At the start of the second half, Jacen Russell-Rowe was waving his arms in frustration after having a header tipped over the bar.
20 minutes later, he was buried under his Maryland men’s soccer teammates, screaming in delight.
After a frustrating 62 minutes, Russell-Rowe provided a spark in the 63rd. The freshman collected a ball outside the box, cut onto his left foot, and smashed the ball into the top corner from 20 yards, sending the Maryland bench into raptures.
And his strike was enough for the Terps to overcome a scrappy Wisconsin team, winning their first game of the season, 1-0.
“We deserved the goal, for the effort we put in,” coach Sasho Cirovski said.
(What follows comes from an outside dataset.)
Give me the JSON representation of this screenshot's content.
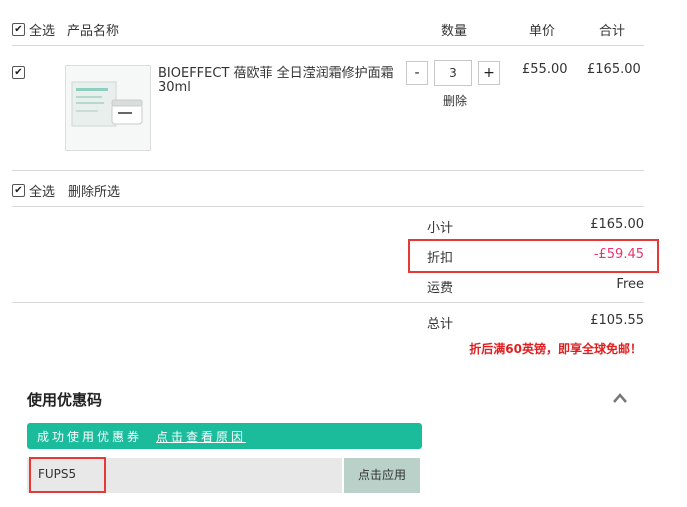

Russell-Rowe’s game winner served as the difference between two scrappy sides at Ludwig Field Sunday afternoon. Though Maryland had most of the possession, the Badgers made things difficult for them for most of the proceedings. In a game that required a special moment, the freshman provided it.
The Terps established control of the game early on, having a good look early through forward Paul Bin. Russell-Rowe flicked the ball to Mike Heitzmann, who played Bin in on goal — but his shot sailed over the bar.
The Terps didn’t create much else in the opening 15 minutes. Coach Sasho Cirovski toyed around with his system, deploying a 4-4-2 against the Badgers — diverting from the preferred 4-3-3 shape. That shift got Maryland on the ball more, as the home side dictated the tempo in the early proceedings.
“The team was just really excited to be out there and the energy was really high,” center back Brett St. Martin said.
In the 24th minute, Bin went down in the box, and waved his arms for a penalty kick. But referee Mike Stutt waved the shout off, despite the Terps’ protests.
Bin had another look 10 minutes later, heading narrowly over after Ben Bender floated a cross to the back post.
Still, for most of the half, Wisconsin looked a packed, well-drilled unit. Though Maryland enjoyed more of the possession, the Badgers sat in and defended tightly. And for all of their time on the ball, the Terps only managed 10 shots.
The closest they came was from a driven shot off the left foot of Brayan Padilla, who drilled a shot that goalie Sven Kleinhans diverted around the post.
And the two teams were forced to settle for a 0-0 at the half, despite Maryland seeing more of the ball.
“We asked him to be a little more clinical in the final third, and I thought we had a few more threatening chances in the second half,” Cirovski said.
The Terps enjoyed a bright start to the second period, creating an early chance as Russell-Rowe’s header was cooly tipped over the bar by Kleinhans.
But shortly after they shifted into an all too familiar pattern. Ball movement was slow, passes lethargic, runs predictable. After dictating the pace of the game in the first half, midfielder Joe Suchecki seldom saw the ball to start the second. Maryland needed a spark of magic.
And Russell-Rowe provided it. The freshman seized onto a loose ball just outside the box, and curled a shot in for a 1-0 lead.
“I was able to get a nice first touch out, and my first look was to goal,” Russell-Rowe said.
Maryland almost had another moments later, as Padilla unleashed a flying volley that sailed half a yard wide of the net. Bender went closer shortly after, blasting a shot inches over the bar after a flowing counter attack.
And for the rest of the half, the Terps looked a more confident team. It started with Bin, drawing cheers from the Maryland bench after relentlessly pressing the Wisconsin backline. It developed with Richardson, calmly seeing off opposing wingers and spreading the ball around a laboring Badgers side.
A late push from Wisconsin kept the Terps honest. After a few misplaced passes, the Badgers ventured into the final third. But goalie Niklas Neumann was equal to floated crosses to the back post, the German snagging balls out of the air to prevent a late equalizer from the away side.
“We were connected, we’re hard to play against. And when you do that you give yourself a chance to win,” Cirovski said.
It wasn’t the prettiest 90 minutes. But Russell-Rowe’s moment of magic separated the two teams, leaving Maryland good value for its first win of the season.
“When we put that kind of effort in, we got a chance to beat anybody. Because we’ve got players like Jacen Russell-Rowe that can score out of nothing,” Cirovski said.